Aiming to get a foothold in the emerging clinical next-gen sequencing market in Europe, GATC Biotech of Germany earlier this month launched a one-week diagnostic exome sequencing service designed to "meet the varied requirements of clinicians."
While the company performs the service worldwide under the European EN ISO/IEC 17025 standard, which it says is similar to the CLIA laboratory standards in the US, it does not currently provide clinical interpretation of the results, which it plans to add in the future.
According to GATC, which is based in Constance, the InView 1-Week Exome Diagnostic is suitable for diagnostic exome sequencing for Mendelian and non-Mendelian diseases, tumor profiling, and drug response biomarker discovery studies.
"We are trying to set foot in that park because we think that will be the future for sequencing, at least one of the big markets in sequencing," said Marcus Benz, GATC's chief operating officer. "This is a first start to deliver a data report and a bioinformatic report.

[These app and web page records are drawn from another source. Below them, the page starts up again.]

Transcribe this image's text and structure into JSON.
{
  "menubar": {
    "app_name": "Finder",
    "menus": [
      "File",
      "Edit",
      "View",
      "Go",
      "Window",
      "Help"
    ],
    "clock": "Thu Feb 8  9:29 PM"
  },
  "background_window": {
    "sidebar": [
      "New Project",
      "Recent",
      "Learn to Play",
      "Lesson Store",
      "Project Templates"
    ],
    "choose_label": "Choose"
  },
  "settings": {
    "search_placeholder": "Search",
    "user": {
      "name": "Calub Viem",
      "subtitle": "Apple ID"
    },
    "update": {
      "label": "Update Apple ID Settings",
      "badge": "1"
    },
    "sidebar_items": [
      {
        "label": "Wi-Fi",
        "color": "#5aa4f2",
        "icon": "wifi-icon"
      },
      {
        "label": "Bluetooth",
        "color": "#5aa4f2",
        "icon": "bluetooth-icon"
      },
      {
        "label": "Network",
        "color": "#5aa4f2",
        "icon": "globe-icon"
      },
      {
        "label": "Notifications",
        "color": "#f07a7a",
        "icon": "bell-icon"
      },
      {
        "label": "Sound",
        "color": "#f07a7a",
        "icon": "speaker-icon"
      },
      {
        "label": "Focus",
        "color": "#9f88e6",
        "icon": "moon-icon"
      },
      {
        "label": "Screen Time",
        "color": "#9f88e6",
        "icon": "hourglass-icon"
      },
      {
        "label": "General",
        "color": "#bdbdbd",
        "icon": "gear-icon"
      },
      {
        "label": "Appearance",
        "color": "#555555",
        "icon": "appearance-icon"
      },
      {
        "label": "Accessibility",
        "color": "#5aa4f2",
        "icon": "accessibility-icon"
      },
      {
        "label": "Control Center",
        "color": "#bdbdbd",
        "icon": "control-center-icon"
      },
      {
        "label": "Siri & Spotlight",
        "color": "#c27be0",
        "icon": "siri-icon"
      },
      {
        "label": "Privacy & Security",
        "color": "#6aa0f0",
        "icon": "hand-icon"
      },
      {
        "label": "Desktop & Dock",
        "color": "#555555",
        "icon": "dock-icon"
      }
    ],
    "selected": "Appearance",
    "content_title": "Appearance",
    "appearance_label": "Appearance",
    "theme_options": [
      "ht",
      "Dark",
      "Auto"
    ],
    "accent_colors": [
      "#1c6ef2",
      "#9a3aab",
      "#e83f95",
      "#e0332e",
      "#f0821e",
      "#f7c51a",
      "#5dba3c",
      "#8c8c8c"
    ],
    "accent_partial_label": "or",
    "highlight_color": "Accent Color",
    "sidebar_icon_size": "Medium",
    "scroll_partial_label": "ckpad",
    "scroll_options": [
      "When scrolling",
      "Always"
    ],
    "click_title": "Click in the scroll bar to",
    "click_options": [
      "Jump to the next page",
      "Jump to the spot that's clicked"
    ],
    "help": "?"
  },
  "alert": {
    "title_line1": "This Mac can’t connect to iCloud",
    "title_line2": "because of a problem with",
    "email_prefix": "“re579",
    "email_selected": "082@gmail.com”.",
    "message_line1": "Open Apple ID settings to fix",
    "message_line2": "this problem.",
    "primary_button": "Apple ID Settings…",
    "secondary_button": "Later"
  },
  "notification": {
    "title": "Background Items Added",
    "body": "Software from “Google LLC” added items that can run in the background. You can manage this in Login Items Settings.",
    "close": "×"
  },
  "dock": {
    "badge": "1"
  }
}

Yet to come is the diagnostic analysis of the data."
The company expects demand for the new service to come both from clinical researchers and from clinicians, for example oncologists, he said.
The service has a list price of €7,500 ($10,000) and a turnaround time of seven days. It uses the Agilent SureSelect Human All Exon V5 kit for enrichment and the Illumina MiSeq for sequencing, with 100 base paired-end reads and an average target coverage of 60x.
Customers usually submit genomic DNA, but the company also accepts other samples, such as tissue, cells, blood, FFPE samples, or low amounts of DNA for whole-genome amplification, which may increase the turnaround time.
The bioinformatic analysis comprises variant calling and the annotation of SNPs and indels. Customers receive results through an online portal, including the raw sequencing data; a list of SNPs and indels with annotations, such as information about their effect on proteins; a "wet lab project report;" and a data analysis report.
The company said it offers a "fully optimized bioinformatics pipeline for exome variant filtering, annotation, and interpretation," but it does not offer a clinical interpretation yet.
GATC is currently developing diagnostic analysis services, both in house and with clinical partners with expertise in certain disease areas. It hopes to launch the first such service, which could include treatment options and links to clinical studies, later this year or early next year.
Right now, the diagnostic exome is not covered by health insurance. "We have to take that into our own hands, bring the product in the market and prove that it's a reliable and very valid product," Benz said. Once demand grows, he expects insurance to cover the test.
GATC validated the one-week exome with a number of beta customers, but none of the customers were available for comment at this time.
According to Benz, the ISO 17025 standard is the "minimum level" a laboratory in Europe needs to comply with in order to provide diagnostic testing, and it is similar to CLIA in the US.
GATC does offer the service to US customers under the European standard, but depending on market demand, it hopes to be able to offer the product under CLIA standards in the future, either by obtaining CLIA certification for its German laboratory or by opening a lab in the US, Benz said.
Last year, GATC's next-gen sequencing laboratory was accredited by the German national accreditation body, DAkks, under the ISO 17025 standard and is audited by DAkkS on a regular basis. In addition, the lab's sequencing methods on the Illumina HiSeq, Roche GS FLX, and PacBio RS have been accredited according to the ISO 17025 standard.
The ISO 17025 standard has a number of requirements, among them a quality management system, internal audits, a proprietary LIMS, validated analysis methods, participation in interlaboratory comparisons, regular testing and calibration of systems, ongoing quality control of reagents and materials, documented customer communication processes, complaint management, staff qualification and training, and detailed reports of results.
While the InView 1-Week Exome Diagnostic is GATC's first service geared at the diagnostic market, its daughter company, LifeCodexx, which shares the same building, has been offering the PrenaTest, an NGS-based non-invasive prenatal test for trisomy 21, since 2012.
The company and its partners are also evaluating several diagnostic sequencing panels. "Once we see that a certain panel is really established in the market and recognized as a valid diagnostic tool, we will follow that and include and validate it in our ISO 17025 process," Benz said.
He said that to his knowledge, GATC is the only company providing a diagnostic exome under the ISO 17025 standard in Europe at the moment, but he expects "there will be lots of competition showing up."
The firm is already facing competition from academic centers, for example the Radboud University Nijmegen Medical Center, which said last year that it plans to provide diagnostic exome sequencing to 1,000 to 2,000 patients in 2013 (CSN 10/3/2012).
Some health insurance companies in the Netherlands have reimbursed that center's exome test already at a rate of about €1,500 ($2,000), which is expected to drop, according to the researchers.